Find "Transcribe this image's" in the records that follow; print that line and each subsequent line through the last one, verbatim and with nothing added.

=== Section Start ===

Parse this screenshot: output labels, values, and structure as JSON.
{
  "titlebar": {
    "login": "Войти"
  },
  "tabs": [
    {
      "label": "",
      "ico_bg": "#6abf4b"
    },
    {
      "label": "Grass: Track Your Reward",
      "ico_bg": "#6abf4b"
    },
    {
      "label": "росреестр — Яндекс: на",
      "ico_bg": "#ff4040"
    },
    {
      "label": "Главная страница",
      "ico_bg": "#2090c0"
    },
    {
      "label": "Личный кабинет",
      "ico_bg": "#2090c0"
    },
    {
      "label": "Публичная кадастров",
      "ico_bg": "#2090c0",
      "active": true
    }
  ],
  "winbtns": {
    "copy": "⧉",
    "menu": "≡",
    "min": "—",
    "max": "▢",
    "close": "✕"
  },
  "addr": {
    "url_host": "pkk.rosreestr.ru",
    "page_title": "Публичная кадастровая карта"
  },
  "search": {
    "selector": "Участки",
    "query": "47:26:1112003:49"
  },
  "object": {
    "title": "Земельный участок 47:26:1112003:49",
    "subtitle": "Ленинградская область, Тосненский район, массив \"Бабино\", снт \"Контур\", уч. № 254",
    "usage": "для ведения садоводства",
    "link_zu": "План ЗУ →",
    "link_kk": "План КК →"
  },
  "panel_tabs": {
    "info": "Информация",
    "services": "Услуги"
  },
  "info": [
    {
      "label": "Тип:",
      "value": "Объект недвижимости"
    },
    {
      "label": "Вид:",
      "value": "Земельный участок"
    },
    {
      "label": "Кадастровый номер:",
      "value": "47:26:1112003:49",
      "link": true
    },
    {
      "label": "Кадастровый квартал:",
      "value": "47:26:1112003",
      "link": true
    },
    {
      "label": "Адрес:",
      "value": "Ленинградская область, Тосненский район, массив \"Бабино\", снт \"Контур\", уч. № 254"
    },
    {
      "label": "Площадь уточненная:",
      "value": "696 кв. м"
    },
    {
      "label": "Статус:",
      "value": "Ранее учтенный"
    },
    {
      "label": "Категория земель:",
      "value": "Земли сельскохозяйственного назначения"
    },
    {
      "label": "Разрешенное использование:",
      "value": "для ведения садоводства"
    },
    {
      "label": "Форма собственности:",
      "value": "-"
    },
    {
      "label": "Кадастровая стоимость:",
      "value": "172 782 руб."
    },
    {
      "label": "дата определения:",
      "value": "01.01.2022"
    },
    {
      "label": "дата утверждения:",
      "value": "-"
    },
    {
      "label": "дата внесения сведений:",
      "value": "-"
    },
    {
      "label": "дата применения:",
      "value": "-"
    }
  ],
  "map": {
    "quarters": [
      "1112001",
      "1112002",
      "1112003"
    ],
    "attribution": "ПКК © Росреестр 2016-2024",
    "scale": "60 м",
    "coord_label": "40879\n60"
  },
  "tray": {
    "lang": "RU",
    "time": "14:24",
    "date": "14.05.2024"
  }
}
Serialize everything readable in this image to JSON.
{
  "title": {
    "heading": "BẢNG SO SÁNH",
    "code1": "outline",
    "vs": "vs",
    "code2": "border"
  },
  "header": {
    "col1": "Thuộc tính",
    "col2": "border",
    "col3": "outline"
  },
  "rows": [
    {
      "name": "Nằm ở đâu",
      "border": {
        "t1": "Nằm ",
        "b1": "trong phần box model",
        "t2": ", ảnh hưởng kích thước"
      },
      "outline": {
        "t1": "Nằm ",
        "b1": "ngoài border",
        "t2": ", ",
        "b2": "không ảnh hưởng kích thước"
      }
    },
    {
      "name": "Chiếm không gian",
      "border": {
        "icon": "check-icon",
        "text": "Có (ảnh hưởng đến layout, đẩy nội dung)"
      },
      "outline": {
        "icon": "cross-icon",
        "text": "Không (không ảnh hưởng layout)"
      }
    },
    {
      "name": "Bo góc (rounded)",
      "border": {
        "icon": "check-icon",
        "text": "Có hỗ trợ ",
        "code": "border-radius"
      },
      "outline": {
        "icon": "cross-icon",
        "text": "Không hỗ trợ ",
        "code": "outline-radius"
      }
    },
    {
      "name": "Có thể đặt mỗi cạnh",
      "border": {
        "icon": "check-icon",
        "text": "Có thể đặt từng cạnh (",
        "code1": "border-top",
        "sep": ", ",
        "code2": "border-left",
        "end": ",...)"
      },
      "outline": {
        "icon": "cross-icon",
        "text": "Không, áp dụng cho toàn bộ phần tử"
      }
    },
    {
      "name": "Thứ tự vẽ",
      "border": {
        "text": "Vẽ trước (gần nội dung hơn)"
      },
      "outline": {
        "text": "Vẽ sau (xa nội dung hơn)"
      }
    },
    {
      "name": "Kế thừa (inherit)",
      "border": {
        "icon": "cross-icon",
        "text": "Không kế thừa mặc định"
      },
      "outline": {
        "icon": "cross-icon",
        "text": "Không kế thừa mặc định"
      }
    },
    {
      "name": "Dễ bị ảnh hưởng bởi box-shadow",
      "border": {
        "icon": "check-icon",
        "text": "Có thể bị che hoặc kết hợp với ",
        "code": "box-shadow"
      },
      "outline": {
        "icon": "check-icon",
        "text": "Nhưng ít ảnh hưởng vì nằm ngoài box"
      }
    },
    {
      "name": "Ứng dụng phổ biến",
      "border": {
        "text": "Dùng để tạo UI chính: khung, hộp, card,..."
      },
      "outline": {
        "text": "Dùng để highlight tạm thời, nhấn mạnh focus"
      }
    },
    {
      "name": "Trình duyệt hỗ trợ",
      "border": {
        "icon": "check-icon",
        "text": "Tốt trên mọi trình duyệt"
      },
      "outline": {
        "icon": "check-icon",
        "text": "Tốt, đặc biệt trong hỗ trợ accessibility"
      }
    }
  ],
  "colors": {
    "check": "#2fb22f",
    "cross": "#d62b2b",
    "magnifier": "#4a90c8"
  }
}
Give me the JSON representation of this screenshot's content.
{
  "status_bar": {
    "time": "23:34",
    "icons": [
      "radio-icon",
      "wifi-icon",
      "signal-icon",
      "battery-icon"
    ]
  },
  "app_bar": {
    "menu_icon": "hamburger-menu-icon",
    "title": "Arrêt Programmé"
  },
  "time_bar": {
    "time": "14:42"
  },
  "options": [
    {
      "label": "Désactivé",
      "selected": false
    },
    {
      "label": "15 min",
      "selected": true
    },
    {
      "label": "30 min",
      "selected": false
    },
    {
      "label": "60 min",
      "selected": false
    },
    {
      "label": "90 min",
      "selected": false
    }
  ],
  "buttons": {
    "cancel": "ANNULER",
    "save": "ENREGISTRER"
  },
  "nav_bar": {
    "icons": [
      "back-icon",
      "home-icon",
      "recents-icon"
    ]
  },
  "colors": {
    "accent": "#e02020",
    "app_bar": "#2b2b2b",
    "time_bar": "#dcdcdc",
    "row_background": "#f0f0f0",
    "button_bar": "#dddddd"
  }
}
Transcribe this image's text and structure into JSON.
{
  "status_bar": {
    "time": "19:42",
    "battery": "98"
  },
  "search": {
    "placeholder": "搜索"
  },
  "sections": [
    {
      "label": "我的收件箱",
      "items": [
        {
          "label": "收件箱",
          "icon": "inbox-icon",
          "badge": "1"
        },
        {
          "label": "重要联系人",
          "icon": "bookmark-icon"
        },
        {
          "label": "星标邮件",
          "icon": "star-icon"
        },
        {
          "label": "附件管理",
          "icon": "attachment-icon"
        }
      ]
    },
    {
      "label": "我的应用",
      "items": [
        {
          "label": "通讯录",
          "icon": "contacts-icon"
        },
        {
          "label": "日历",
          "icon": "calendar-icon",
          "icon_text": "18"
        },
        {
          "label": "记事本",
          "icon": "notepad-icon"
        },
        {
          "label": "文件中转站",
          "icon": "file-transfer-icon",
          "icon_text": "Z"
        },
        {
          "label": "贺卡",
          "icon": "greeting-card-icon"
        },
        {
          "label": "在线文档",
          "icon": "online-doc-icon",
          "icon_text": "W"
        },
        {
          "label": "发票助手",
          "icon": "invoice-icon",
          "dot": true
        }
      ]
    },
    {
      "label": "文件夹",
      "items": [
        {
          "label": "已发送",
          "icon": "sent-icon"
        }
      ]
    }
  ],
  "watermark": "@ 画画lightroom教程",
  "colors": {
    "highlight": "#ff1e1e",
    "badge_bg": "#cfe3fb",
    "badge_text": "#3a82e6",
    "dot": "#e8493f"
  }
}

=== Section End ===

## SOLUTION TO THE PROBLEM
Transcribe this image's text and structure into JSON.
{
  "status_bar": {
    "time": "19:42",
    "battery": "98"
  },
  "search": {
    "placeholder": "搜索"
  },
  "sections": [
    {
      "label": "我的收件箱",
      "items": [
        {
          "label": "收件箱",
          "icon": "inbox-icon",
          "badge": "1"
        },
        {
          "label": "重要联系人",
          "icon": "bookmark-icon"
        },
        {
          "label": "星标邮件",
          "icon": "star-icon"
        },
        {
          "label": "附件管理",
          "icon": "attachment-icon"
        }
      ]
    },
    {
      "label": "我的应用",
      "items": [
        {
          "label": "通讯录",
          "icon": "contacts-icon"
        },
        {
          "label": "日历",
          "icon": "calendar-icon",
          "icon_text": "18"
        },
        {
          "label": "记事本",
          "icon": "notepad-icon"
        },
        {
          "label": "文件中转站",
          "icon": "file-transfer-icon",
          "icon_text": "Z"
        },
        {
          "label": "贺卡",
          "icon": "greeting-card-icon"
        },
        {
          "label": "在线文档",
          "icon": "online-doc-icon",
          "icon_text": "W"
        },
        {
          "label": "发票助手",
          "icon": "invoice-icon",
          "dot": true
        }
      ]
    },
    {
      "label": "文件夹",
      "items": [
        {
          "label": "已发送",
          "icon": "sent-icon"
        }
      ]
    }
  ],
  "watermark": "@ 画画lightroom教程",
  "colors": {
    "highlight": "#ff1e1e",
    "badge_bg": "#cfe3fb",
    "badge_text": "#3a82e6",
    "dot": "#e8493f"
  }
}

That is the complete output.